Does this ruin the series? No, but it’s worth mentioning for anyone who seems lost in all the rules of this world that it is understandably difficult to follow along.
Despite this dæmon hiccup, the episode held several strong points including Lee Scoresby bonding with Lyra and comforting her after Billy’s death, and Farder Coram and Seraphina’s reunion in which James Cosmo gives another stellar performance of a man clearly still in love with the woman he lost years ago. Like I’ve said before, the show is so well cast it makes up for whatever shortfalls we’ve seen so far.
After all, we didn’t even expect to see Will Parry until season two, but Amir Wilson perfectly captures the stoic yet caring child of the series. In this episode we saw Lord Boreal is stalking Will and his mother, trying to discover what John Parry was up to and how he traveled between worlds. Of course, Will and his mentally distressed mother know nothing about this but as Boreal creeps on the edges of their lives our anxiety sets in, this is already more of Will’s life than we thought we’d see and who knows where the producers will choose to take it from here. One thing is certain, things are speeding up to a collision, and soon.

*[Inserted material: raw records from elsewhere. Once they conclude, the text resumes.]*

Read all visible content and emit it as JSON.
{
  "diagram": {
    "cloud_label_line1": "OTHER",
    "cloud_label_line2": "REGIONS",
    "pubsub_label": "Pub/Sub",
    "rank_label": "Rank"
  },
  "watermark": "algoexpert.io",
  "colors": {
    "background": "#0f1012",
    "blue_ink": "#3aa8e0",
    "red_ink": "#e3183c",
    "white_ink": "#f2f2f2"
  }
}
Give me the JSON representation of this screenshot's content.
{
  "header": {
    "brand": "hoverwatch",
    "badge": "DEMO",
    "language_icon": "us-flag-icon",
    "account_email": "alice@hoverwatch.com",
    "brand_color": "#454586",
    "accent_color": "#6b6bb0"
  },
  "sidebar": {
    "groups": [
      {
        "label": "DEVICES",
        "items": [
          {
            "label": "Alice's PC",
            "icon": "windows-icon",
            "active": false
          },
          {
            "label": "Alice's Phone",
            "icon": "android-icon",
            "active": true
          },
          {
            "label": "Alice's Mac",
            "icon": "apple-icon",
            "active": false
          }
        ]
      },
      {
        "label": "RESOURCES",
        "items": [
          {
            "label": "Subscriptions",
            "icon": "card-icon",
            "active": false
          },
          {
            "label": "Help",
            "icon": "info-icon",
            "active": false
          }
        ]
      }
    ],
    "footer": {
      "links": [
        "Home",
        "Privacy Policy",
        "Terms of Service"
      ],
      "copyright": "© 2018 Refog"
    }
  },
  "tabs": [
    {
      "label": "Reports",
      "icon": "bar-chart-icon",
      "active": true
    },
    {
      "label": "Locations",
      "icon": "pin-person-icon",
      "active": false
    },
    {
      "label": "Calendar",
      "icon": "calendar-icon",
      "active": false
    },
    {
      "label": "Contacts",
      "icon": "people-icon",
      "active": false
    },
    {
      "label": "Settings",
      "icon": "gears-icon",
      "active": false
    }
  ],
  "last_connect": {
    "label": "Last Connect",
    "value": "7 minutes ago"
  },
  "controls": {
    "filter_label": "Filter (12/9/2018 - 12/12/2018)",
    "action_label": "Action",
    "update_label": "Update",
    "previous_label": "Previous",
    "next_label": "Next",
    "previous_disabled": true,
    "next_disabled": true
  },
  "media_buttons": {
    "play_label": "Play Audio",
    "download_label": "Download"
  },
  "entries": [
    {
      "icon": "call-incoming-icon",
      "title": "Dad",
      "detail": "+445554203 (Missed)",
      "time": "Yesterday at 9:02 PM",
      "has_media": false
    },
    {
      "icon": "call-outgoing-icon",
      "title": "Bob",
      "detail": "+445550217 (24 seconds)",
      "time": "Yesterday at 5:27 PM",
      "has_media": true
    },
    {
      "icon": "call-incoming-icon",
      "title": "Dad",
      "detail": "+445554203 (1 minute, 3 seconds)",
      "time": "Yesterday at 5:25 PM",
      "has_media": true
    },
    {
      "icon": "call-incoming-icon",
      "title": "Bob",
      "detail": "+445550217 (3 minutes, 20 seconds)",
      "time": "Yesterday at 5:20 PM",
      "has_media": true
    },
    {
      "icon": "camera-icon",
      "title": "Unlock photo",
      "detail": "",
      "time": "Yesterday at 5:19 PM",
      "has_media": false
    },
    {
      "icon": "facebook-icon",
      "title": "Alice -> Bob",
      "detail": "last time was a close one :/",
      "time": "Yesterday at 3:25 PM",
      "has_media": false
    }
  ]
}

Case in point, the tartars attack the Gyptian campsite in the middle of the night, killing several members of the Gyptian crew and kidnapping Lyra and taking her back to Bolvangar. There, a team of nurses who look like they came straight from Gilead assess her as a Category A, ready for immediate treatment, and while we don’t know exactly what that means from what we know of this child prison it’s going to be horrifying. So, once again, Lyra is on her own, the clock is on, and all bets are off. If you thought you knew where this was headed chances are you’ve already been proven wrong and so we’re all stuck in the same boat, waiting for next week’s episode to see how and if she’ll get out of this one.